● Records for the exercise:
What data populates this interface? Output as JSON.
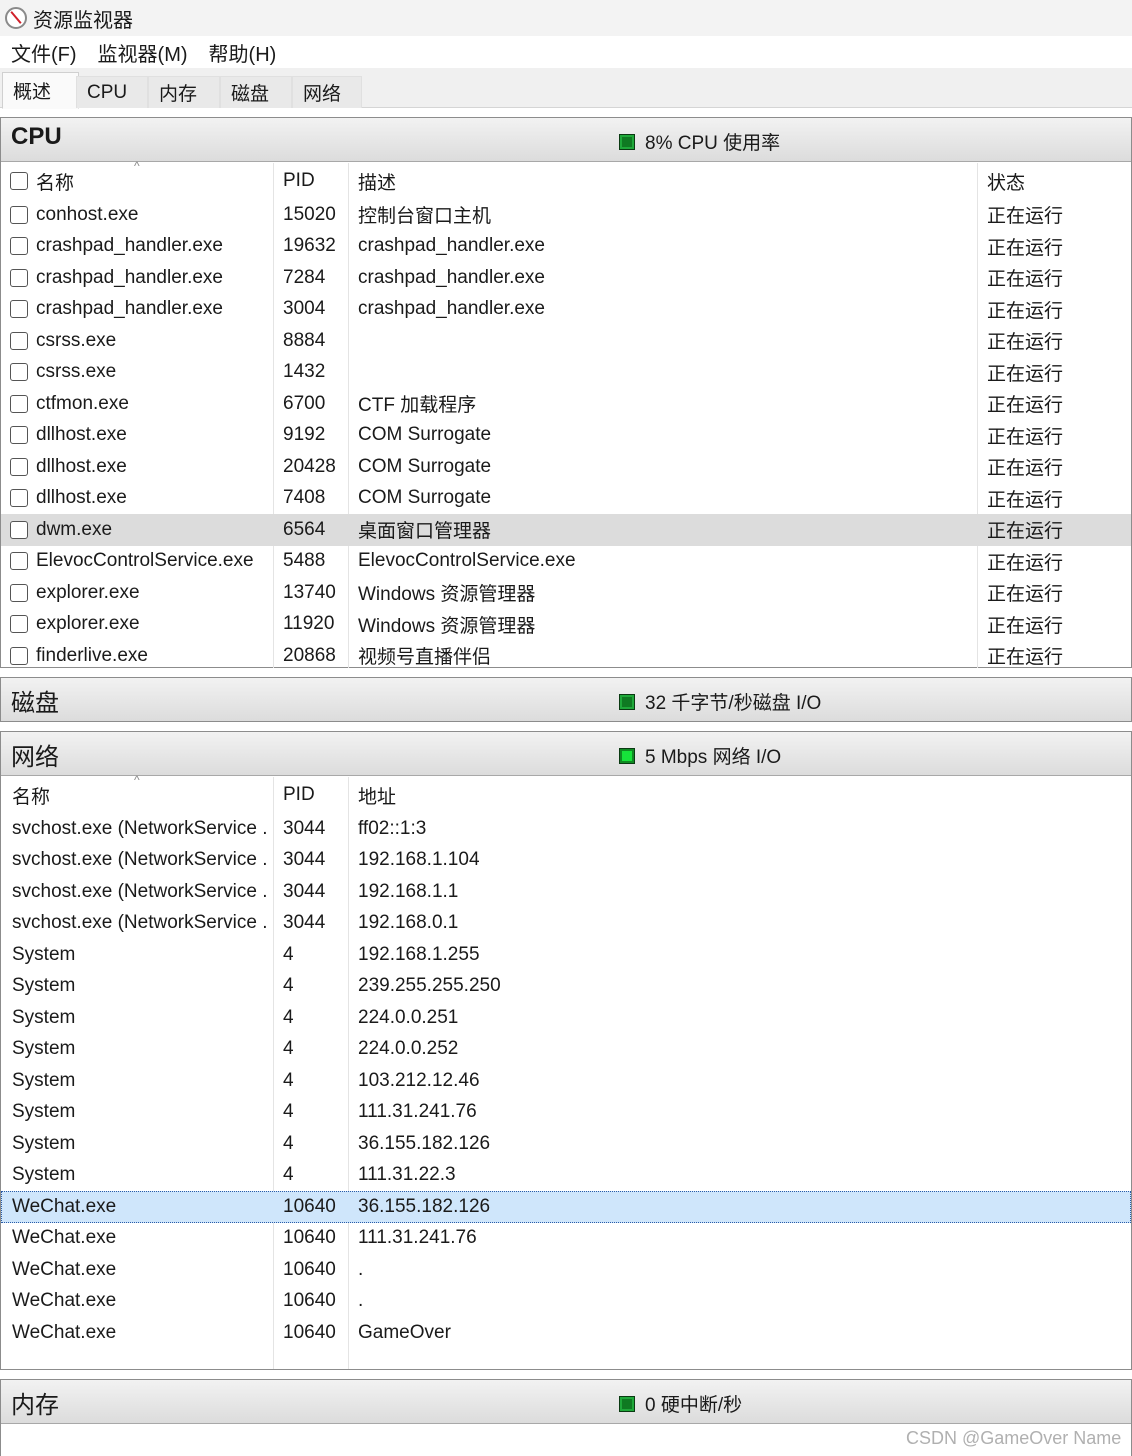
{
  "window": {
    "title": "资源监视器"
  },
  "menu": [
    "文件(F)",
    "监视器(M)",
    "帮助(H)"
  ],
  "tabs": [
    "概述",
    "CPU",
    "内存",
    "磁盘",
    "网络"
  ],
  "cpu_panel": {
    "title": "CPU",
    "stat": "8% CPU 使用率",
    "columns": [
      "名称",
      "PID",
      "描述",
      "状态"
    ],
    "rows": [
      [
        "conhost.exe",
        "15020",
        "控制台窗口主机",
        "正在运行"
      ],
      [
        "crashpad_handler.exe",
        "19632",
        "crashpad_handler.exe",
        "正在运行"
      ],
      [
        "crashpad_handler.exe",
        "7284",
        "crashpad_handler.exe",
        "正在运行"
      ],
      [
        "crashpad_handler.exe",
        "3004",
        "crashpad_handler.exe",
        "正在运行"
      ],
      [
        "csrss.exe",
        "8884",
        "",
        "正在运行"
      ],
      [
        "csrss.exe",
        "1432",
        "",
        "正在运行"
      ],
      [
        "ctfmon.exe",
        "6700",
        "CTF 加载程序",
        "正在运行"
      ],
      [
        "dllhost.exe",
        "9192",
        "COM Surrogate",
        "正在运行"
      ],
      [
        "dllhost.exe",
        "20428",
        "COM Surrogate",
        "正在运行"
      ],
      [
        "dllhost.exe",
        "7408",
        "COM Surrogate",
        "正在运行"
      ],
      [
        "dwm.exe",
        "6564",
        "桌面窗口管理器",
        "正在运行"
      ],
      [
        "ElevocControlService.exe",
        "5488",
        "ElevocControlService.exe",
        "正在运行"
      ],
      [
        "explorer.exe",
        "13740",
        "Windows 资源管理器",
        "正在运行"
      ],
      [
        "explorer.exe",
        "11920",
        "Windows 资源管理器",
        "正在运行"
      ],
      [
        "finderlive.exe",
        "20868",
        "视频号直播伴侣",
        "正在运行"
      ]
    ]
  },
  "disk_panel": {
    "title": "磁盘",
    "stat": "32 千字节/秒磁盘 I/O"
  },
  "network_panel": {
    "title": "网络",
    "stat": "5 Mbps 网络 I/O",
    "columns": [
      "名称",
      "PID",
      "地址"
    ],
    "rows": [
      [
        "svchost.exe (NetworkService ...",
        "3044",
        "ff02::1:3"
      ],
      [
        "svchost.exe (NetworkService ...",
        "3044",
        "192.168.1.104"
      ],
      [
        "svchost.exe (NetworkService ...",
        "3044",
        "192.168.1.1"
      ],
      [
        "svchost.exe (NetworkService ...",
        "3044",
        "192.168.0.1"
      ],
      [
        "System",
        "4",
        "192.168.1.255"
      ],
      [
        "System",
        "4",
        "239.255.255.250"
      ],
      [
        "System",
        "4",
        "224.0.0.251"
      ],
      [
        "System",
        "4",
        "224.0.0.252"
      ],
      [
        "System",
        "4",
        "103.212.12.46"
      ],
      [
        "System",
        "4",
        "111.31.241.76"
      ],
      [
        "System",
        "4",
        "36.155.182.126"
      ],
      [
        "System",
        "4",
        "111.31.22.3"
      ],
      [
        "WeChat.exe",
        "10640",
        "36.155.182.126"
      ],
      [
        "WeChat.exe",
        "10640",
        "111.31.241.76"
      ],
      [
        "WeChat.exe",
        "10640",
        "."
      ],
      [
        "WeChat.exe",
        "10640",
        "."
      ],
      [
        "WeChat.exe",
        "10640",
        "GameOver"
      ]
    ]
  },
  "memory_panel": {
    "title": "内存",
    "stat": "0 硬中断/秒"
  },
  "watermark": "CSDN @GameOver Name",
  "colors": {
    "led_dark": "#0f7a22",
    "led_bright": "#16e33a",
    "highlight_row": "#dcdcdc",
    "selected_row": "#cfe6fb"
  },
  "icons": {
    "app": "resource-monitor-icon",
    "led": "activity-led-icon",
    "checkbox": "checkbox-icon"
  }
}
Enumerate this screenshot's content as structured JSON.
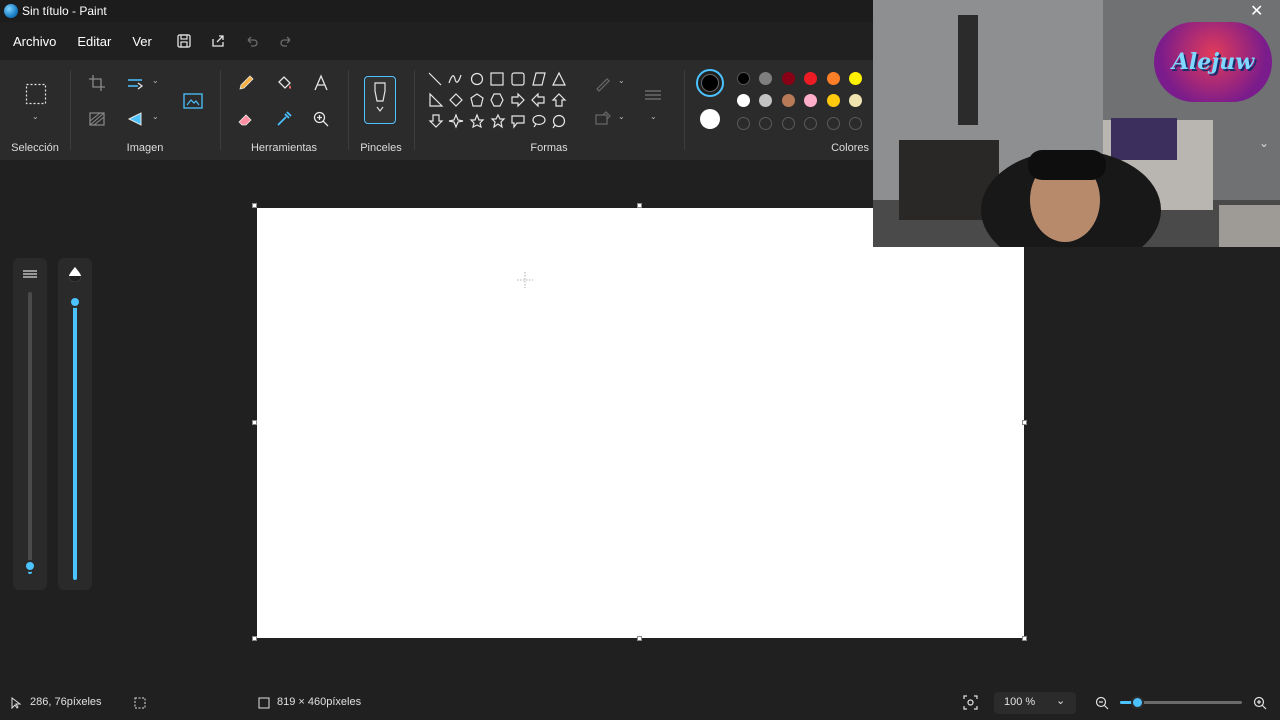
{
  "window": {
    "title": "Sin título - Paint",
    "close_glyph": "✕"
  },
  "menu": {
    "file": "Archivo",
    "edit": "Editar",
    "view": "Ver"
  },
  "ribbon": {
    "selection_label": "Selección",
    "image_label": "Imagen",
    "tools_label": "Herramientas",
    "brushes_label": "Pinceles",
    "shapes_label": "Formas",
    "colors_label": "Colores"
  },
  "colors": {
    "primary": "#000000",
    "secondary": "#ffffff",
    "palette_row1": [
      "#000000",
      "#7f7f7f",
      "#880015",
      "#ed1c24",
      "#ff7f27",
      "#fff200"
    ],
    "palette_row2": [
      "#ffffff",
      "#c3c3c3",
      "#b97a57",
      "#ffaec9",
      "#ffc90e",
      "#efe4b0"
    ],
    "accent": "#4cc2ff"
  },
  "status": {
    "cursor_position": "286, 76píxeles",
    "canvas_size": "819 × 460píxeles",
    "zoom": "100 %"
  },
  "webcam": {
    "logo_text": "Alejuw"
  }
}
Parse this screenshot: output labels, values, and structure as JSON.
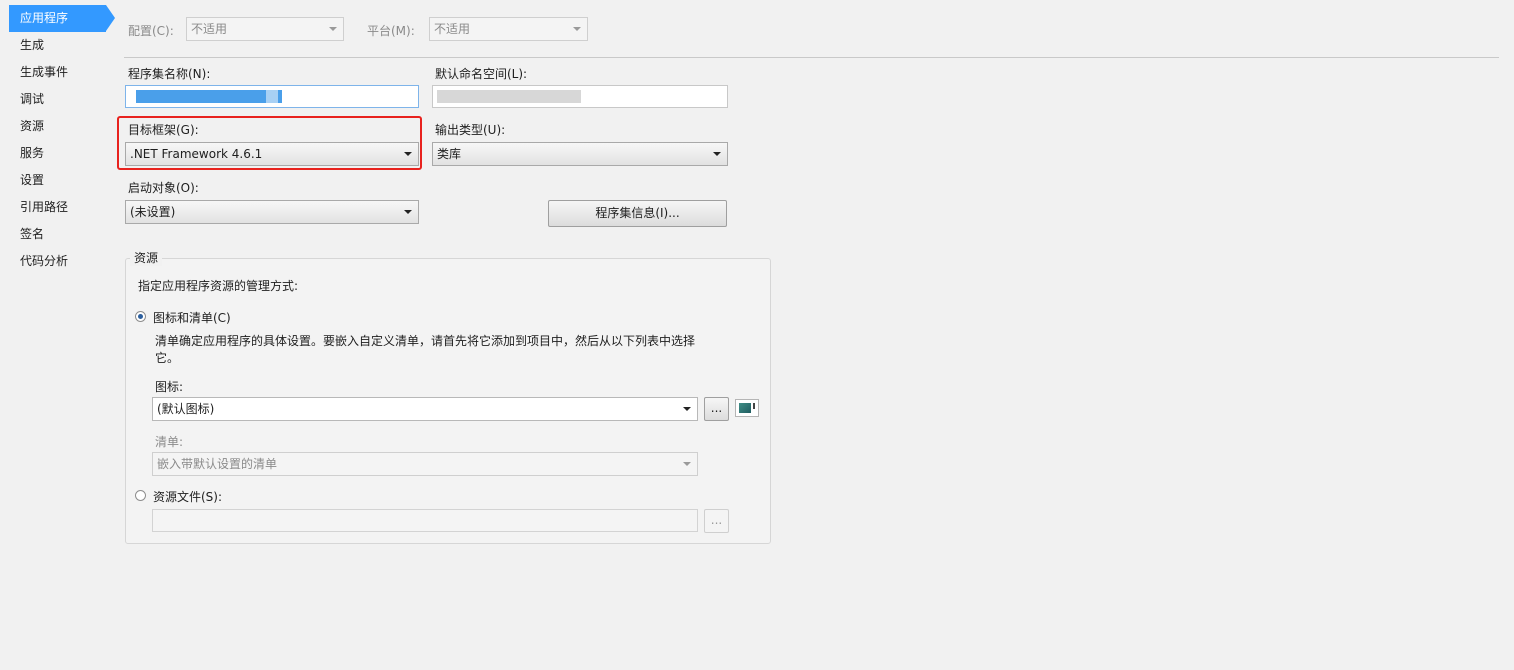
{
  "nav": {
    "items": [
      {
        "label": "应用程序",
        "active": true
      },
      {
        "label": "生成"
      },
      {
        "label": "生成事件"
      },
      {
        "label": "调试"
      },
      {
        "label": "资源"
      },
      {
        "label": "服务"
      },
      {
        "label": "设置"
      },
      {
        "label": "引用路径"
      },
      {
        "label": "签名"
      },
      {
        "label": "代码分析"
      }
    ]
  },
  "top": {
    "config_label": "配置(C):",
    "config_value": "不适用",
    "platform_label": "平台(M):",
    "platform_value": "不适用"
  },
  "form": {
    "assembly_name_label": "程序集名称(N):",
    "default_namespace_label": "默认命名空间(L):",
    "target_framework_label": "目标框架(G):",
    "target_framework_value": ".NET Framework 4.6.1",
    "output_type_label": "输出类型(U):",
    "output_type_value": "类库",
    "startup_object_label": "启动对象(O):",
    "startup_object_value": "(未设置)",
    "assembly_info_button": "程序集信息(I)..."
  },
  "resources": {
    "title": "资源",
    "description": "指定应用程序资源的管理方式:",
    "icon_manifest_radio": "图标和清单(C)",
    "icon_manifest_help_line1": "清单确定应用程序的具体设置。要嵌入自定义清单，请首先将它添加到项目中，然后从以下列表中选择",
    "icon_manifest_help_line2": "它。",
    "icon_label": "图标:",
    "icon_value": "(默认图标)",
    "browse_label": "...",
    "manifest_label": "清单:",
    "manifest_value": "嵌入带默认设置的清单",
    "resource_file_radio": "资源文件(S):",
    "resource_file_value": ""
  },
  "colors": {
    "accent": "#3399ff",
    "highlight_border": "#e8221e"
  }
}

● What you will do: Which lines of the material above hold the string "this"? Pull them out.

● Task result:
What data populates this interface? Output as JSON.
Enumerate this screenshot's content as structured JSON.
Parse this screenshot: output labels, values, and structure as JSON.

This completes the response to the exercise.